PROBLEM TO WORK ON: Nothing may be dropped. Retype the whole listing exactly.
==============================
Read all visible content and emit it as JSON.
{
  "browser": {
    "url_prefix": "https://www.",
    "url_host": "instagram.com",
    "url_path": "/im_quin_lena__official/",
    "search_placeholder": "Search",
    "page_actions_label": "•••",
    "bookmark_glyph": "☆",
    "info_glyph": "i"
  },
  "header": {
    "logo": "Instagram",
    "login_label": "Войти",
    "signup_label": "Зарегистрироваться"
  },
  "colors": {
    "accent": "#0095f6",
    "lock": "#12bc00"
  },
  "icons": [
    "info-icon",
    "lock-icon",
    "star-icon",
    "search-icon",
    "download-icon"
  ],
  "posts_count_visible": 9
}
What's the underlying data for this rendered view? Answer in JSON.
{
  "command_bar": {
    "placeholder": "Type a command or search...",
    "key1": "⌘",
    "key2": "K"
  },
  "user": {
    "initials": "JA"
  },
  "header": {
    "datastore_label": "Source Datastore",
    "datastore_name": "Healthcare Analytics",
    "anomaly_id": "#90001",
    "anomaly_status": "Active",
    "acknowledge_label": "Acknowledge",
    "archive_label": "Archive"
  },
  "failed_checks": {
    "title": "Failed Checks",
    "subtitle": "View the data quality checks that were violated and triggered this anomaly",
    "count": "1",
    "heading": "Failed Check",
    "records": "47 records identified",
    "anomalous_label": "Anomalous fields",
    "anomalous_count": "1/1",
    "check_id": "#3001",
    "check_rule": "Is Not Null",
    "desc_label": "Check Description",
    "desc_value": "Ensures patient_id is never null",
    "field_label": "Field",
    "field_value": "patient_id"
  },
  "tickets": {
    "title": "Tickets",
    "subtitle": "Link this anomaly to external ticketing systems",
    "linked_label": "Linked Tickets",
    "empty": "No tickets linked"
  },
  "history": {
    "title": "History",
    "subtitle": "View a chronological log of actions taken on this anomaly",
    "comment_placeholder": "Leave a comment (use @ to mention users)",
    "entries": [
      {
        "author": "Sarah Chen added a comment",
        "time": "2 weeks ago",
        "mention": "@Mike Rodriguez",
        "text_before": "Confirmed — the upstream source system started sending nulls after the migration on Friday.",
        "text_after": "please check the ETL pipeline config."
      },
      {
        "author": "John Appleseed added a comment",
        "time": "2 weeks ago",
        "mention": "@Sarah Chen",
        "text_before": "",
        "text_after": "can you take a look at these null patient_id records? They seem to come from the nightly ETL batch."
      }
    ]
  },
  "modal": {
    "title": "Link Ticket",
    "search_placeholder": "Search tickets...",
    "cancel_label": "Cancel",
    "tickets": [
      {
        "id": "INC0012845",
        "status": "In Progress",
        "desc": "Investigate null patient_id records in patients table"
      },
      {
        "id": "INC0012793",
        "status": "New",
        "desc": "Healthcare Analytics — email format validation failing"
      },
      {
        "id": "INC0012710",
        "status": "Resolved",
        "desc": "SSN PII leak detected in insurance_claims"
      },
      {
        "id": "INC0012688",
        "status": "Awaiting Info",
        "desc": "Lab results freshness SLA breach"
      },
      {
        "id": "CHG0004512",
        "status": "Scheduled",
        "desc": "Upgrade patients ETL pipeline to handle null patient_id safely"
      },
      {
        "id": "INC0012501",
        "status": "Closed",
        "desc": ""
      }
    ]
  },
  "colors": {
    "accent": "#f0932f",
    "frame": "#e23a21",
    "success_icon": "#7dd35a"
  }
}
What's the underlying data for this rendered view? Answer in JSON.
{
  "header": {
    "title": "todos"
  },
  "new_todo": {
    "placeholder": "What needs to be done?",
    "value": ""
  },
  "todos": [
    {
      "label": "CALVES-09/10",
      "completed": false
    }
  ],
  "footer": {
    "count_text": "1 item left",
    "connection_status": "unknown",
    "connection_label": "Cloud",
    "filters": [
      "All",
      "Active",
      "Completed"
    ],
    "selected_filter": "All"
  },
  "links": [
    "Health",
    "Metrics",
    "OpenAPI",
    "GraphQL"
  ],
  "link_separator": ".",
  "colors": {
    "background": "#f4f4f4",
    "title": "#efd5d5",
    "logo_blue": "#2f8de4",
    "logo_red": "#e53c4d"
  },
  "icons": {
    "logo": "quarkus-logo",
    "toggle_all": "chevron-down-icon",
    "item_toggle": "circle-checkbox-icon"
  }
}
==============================
COMPLETED TASK:
Read all visible content and emit it as JSON.
{
  "browser": {
    "url_prefix": "https://www.",
    "url_host": "instagram.com",
    "url_path": "/im_quin_lena__official/",
    "search_placeholder": "Search",
    "page_actions_label": "•••",
    "bookmark_glyph": "☆",
    "info_glyph": "i"
  },
  "header": {
    "logo": "Instagram",
    "login_label": "Войти",
    "signup_label": "Зарегистрироваться"
  },
  "colors": {
    "accent": "#0095f6",
    "lock": "#12bc00"
  },
  "icons": [
    "info-icon",
    "lock-icon",
    "star-icon",
    "search-icon",
    "download-icon"
  ],
  "posts_count_visible": 9
}
What's the underlying data for this rendered view? Answer in JSON.
{
  "command_bar": {
    "placeholder": "Type a command or search...",
    "key1": "⌘",
    "key2": "K"
  },
  "user": {
    "initials": "JA"
  },
  "header": {
    "datastore_label": "Source Datastore",
    "datastore_name": "Healthcare Analytics",
    "anomaly_id": "#90001",
    "anomaly_status": "Active",
    "acknowledge_label": "Acknowledge",
    "archive_label": "Archive"
  },
  "failed_checks": {
    "title": "Failed Checks",
    "subtitle": "View the data quality checks that were violated and triggered this anomaly",
    "count": "1",
    "heading": "Failed Check",
    "records": "47 records identified",
    "anomalous_label": "Anomalous fields",
    "anomalous_count": "1/1",
    "check_id": "#3001",
    "check_rule": "Is Not Null",
    "desc_label": "Check Description",
    "desc_value": "Ensures patient_id is never null",
    "field_label": "Field",
    "field_value": "patient_id"
  },
  "tickets": {
    "title": "Tickets",
    "subtitle": "Link this anomaly to external ticketing systems",
    "linked_label": "Linked Tickets",
    "empty": "No tickets linked"
  },
  "history": {
    "title": "History",
    "subtitle": "View a chronological log of actions taken on this anomaly",
    "comment_placeholder": "Leave a comment (use @ to mention users)",
    "entries": [
      {
        "author": "Sarah Chen added a comment",
        "time": "2 weeks ago",
        "mention": "@Mike Rodriguez",
        "text_before": "Confirmed — the upstream source system started sending nulls after the migration on Friday.",
        "text_after": "please check the ETL pipeline config."
      },
      {
        "author": "John Appleseed added a comment",
        "time": "2 weeks ago",
        "mention": "@Sarah Chen",
        "text_before": "",
        "text_after": "can you take a look at these null patient_id records? They seem to come from the nightly ETL batch."
      }
    ]
  },
  "modal": {
    "title": "Link Ticket",
    "search_placeholder": "Search tickets...",
    "cancel_label": "Cancel",
    "tickets": [
      {
        "id": "INC0012845",
        "status": "In Progress",
        "desc": "Investigate null patient_id records in patients table"
      },
      {
        "id": "INC0012793",
        "status": "New",
        "desc": "Healthcare Analytics — email format validation failing"
      },
      {
        "id": "INC0012710",
        "status": "Resolved",
        "desc": "SSN PII leak detected in insurance_claims"
      },
      {
        "id": "INC0012688",
        "status": "Awaiting Info",
        "desc": "Lab results freshness SLA breach"
      },
      {
        "id": "CHG0004512",
        "status": "Scheduled",
        "desc": "Upgrade patients ETL pipeline to handle null patient_id safely"
      },
      {
        "id": "INC0012501",
        "status": "Closed",
        "desc": ""
      }
    ]
  },
  "colors": {
    "accent": "#f0932f",
    "frame": "#e23a21",
    "success_icon": "#7dd35a"
  }
}
What's the underlying data for this rendered view? Answer in JSON.
{
  "header": {
    "title": "todos"
  },
  "new_todo": {
    "placeholder": "What needs to be done?",
    "value": ""
  },
  "todos": [
    {
      "label": "CALVES-09/10",
      "completed": false
    }
  ],
  "footer": {
    "count_text": "1 item left",
    "connection_status": "unknown",
    "connection_label": "Cloud",
    "filters": [
      "All",
      "Active",
      "Completed"
    ],
    "selected_filter": "All"
  },
  "links": [
    "Health",
    "Metrics",
    "OpenAPI",
    "GraphQL"
  ],
  "link_separator": ".",
  "colors": {
    "background": "#f4f4f4",
    "title": "#efd5d5",
    "logo_blue": "#2f8de4",
    "logo_red": "#e53c4d"
  },
  "icons": {
    "logo": "quarkus-logo",
    "toggle_all": "chevron-down-icon",
    "item_toggle": "circle-checkbox-icon"
  }
}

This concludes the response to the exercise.